TASK STATEMENT
Wherever the string "email" appears in the records, return the line that holds it.

[Data about app and page elements]
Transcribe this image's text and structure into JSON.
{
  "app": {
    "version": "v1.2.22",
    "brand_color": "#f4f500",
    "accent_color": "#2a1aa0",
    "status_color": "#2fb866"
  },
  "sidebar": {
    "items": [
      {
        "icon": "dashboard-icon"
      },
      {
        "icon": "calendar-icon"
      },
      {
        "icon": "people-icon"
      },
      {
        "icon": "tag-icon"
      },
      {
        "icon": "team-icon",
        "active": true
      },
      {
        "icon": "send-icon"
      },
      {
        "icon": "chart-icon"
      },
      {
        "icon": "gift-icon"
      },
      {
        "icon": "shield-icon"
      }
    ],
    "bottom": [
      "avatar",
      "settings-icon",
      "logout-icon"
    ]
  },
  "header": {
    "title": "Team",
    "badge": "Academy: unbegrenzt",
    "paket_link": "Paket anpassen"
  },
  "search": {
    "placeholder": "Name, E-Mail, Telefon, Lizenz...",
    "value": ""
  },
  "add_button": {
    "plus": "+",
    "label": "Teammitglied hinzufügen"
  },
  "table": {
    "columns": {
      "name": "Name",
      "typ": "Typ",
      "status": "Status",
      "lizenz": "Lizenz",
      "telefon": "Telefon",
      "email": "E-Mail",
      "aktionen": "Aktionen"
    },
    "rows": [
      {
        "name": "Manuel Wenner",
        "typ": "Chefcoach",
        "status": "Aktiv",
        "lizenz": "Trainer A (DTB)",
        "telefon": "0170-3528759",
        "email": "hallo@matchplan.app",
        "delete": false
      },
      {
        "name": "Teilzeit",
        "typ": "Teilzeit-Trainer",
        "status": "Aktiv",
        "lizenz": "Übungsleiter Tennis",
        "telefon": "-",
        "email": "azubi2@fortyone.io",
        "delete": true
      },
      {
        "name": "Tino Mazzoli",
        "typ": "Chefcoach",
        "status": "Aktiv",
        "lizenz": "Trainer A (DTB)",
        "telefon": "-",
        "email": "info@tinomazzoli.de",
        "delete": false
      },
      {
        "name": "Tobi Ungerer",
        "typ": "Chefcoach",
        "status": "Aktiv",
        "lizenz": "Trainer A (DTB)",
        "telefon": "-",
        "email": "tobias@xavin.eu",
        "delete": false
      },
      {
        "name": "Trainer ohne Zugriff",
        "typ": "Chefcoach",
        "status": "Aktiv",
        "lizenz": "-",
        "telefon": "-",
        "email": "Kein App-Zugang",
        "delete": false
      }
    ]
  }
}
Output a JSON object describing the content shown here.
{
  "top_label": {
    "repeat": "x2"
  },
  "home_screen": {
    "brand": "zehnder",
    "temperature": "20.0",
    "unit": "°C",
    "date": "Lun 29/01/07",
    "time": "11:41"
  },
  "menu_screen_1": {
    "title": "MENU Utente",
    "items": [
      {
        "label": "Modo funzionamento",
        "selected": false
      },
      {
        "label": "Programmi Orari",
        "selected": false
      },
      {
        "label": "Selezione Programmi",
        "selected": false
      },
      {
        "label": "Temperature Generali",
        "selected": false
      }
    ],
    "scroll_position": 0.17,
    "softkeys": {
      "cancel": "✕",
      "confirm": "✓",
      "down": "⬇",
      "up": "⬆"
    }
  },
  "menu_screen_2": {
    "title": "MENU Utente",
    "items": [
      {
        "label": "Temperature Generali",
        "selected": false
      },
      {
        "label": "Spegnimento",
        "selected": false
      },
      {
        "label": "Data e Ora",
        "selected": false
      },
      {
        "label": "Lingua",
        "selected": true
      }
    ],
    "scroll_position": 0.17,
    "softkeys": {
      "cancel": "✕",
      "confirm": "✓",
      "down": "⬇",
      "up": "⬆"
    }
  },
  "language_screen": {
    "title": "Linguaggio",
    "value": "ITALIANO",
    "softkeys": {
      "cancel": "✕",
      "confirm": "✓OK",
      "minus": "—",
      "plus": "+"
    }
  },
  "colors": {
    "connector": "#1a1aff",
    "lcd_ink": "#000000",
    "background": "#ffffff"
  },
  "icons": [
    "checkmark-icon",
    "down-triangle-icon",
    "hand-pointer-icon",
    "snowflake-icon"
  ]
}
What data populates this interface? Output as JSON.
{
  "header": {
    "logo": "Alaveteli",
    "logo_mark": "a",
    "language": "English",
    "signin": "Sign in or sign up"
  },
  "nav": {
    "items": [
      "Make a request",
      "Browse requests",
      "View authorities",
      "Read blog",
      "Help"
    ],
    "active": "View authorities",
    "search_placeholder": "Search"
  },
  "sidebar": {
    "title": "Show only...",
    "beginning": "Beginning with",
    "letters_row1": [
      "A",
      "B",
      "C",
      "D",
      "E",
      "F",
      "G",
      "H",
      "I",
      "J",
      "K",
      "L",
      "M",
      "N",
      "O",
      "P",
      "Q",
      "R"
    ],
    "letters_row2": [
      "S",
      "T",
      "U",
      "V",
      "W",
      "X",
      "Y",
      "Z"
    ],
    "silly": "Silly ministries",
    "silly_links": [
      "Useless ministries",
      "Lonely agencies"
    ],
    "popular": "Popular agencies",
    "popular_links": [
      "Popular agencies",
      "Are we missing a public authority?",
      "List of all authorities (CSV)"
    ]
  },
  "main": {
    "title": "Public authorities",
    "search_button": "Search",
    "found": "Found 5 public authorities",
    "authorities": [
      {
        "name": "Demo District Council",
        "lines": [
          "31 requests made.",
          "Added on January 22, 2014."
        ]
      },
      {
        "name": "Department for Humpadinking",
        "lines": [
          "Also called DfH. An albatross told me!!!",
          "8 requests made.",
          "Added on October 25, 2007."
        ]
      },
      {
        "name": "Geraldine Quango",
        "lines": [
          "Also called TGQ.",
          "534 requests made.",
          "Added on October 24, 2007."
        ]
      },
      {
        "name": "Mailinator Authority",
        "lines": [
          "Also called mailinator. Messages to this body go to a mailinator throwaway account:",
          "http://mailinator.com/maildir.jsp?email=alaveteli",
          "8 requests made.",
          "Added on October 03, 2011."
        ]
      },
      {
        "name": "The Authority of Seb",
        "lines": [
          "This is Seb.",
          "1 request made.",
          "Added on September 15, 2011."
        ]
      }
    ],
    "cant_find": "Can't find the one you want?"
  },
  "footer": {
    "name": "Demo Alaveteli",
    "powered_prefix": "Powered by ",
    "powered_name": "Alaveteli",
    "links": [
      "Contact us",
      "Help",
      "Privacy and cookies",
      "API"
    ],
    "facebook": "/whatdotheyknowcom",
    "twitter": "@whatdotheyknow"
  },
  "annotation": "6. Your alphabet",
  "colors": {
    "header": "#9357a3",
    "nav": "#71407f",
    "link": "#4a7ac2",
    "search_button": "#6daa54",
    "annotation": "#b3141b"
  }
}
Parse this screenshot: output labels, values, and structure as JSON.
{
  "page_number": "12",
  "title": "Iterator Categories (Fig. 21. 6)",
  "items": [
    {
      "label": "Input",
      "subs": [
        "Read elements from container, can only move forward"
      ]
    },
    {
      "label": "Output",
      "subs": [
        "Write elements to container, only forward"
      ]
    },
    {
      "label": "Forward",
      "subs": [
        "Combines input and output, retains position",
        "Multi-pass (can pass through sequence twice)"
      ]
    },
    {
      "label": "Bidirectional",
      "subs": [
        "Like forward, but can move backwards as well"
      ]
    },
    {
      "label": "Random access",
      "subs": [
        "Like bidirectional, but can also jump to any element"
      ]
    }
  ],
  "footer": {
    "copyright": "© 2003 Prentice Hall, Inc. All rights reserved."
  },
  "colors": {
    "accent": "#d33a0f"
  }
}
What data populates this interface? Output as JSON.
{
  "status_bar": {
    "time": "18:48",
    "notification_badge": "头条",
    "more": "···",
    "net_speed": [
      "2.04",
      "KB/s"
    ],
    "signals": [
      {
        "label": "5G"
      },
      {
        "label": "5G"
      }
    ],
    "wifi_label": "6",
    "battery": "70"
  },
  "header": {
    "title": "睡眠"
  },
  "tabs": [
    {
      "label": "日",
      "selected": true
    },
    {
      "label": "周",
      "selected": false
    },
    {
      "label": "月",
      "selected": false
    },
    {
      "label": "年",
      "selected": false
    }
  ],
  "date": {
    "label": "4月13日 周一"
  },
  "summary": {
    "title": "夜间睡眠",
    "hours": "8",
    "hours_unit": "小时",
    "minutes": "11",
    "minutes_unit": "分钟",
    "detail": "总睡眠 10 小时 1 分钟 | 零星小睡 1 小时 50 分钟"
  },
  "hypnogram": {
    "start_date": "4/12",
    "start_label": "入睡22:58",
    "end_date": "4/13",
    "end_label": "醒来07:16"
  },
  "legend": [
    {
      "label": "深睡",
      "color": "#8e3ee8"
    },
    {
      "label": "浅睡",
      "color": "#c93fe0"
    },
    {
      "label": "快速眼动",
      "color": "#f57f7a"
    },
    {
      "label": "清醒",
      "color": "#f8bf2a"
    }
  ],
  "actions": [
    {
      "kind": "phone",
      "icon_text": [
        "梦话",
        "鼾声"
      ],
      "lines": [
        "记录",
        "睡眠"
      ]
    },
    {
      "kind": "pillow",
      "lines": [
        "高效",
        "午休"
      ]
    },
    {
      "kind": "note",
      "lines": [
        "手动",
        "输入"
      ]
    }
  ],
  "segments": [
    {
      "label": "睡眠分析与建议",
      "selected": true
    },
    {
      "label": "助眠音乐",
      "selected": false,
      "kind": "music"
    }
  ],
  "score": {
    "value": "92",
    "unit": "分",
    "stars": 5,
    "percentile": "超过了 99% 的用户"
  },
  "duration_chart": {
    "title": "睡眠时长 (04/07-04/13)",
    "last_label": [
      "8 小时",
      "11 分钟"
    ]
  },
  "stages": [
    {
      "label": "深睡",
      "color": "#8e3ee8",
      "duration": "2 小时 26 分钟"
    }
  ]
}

REPLY
      "email": "E-Mail",
        "email": "hallo@matchplan.app",
        "email": "azubi2@fortyone.io",
        "email": "info@tinomazzoli.de",
        "email": "tobias@xavin.eu",
        "email": "Kein App-Zugang",
          "http://mailinator.com/maildir.jsp?email=alaveteli",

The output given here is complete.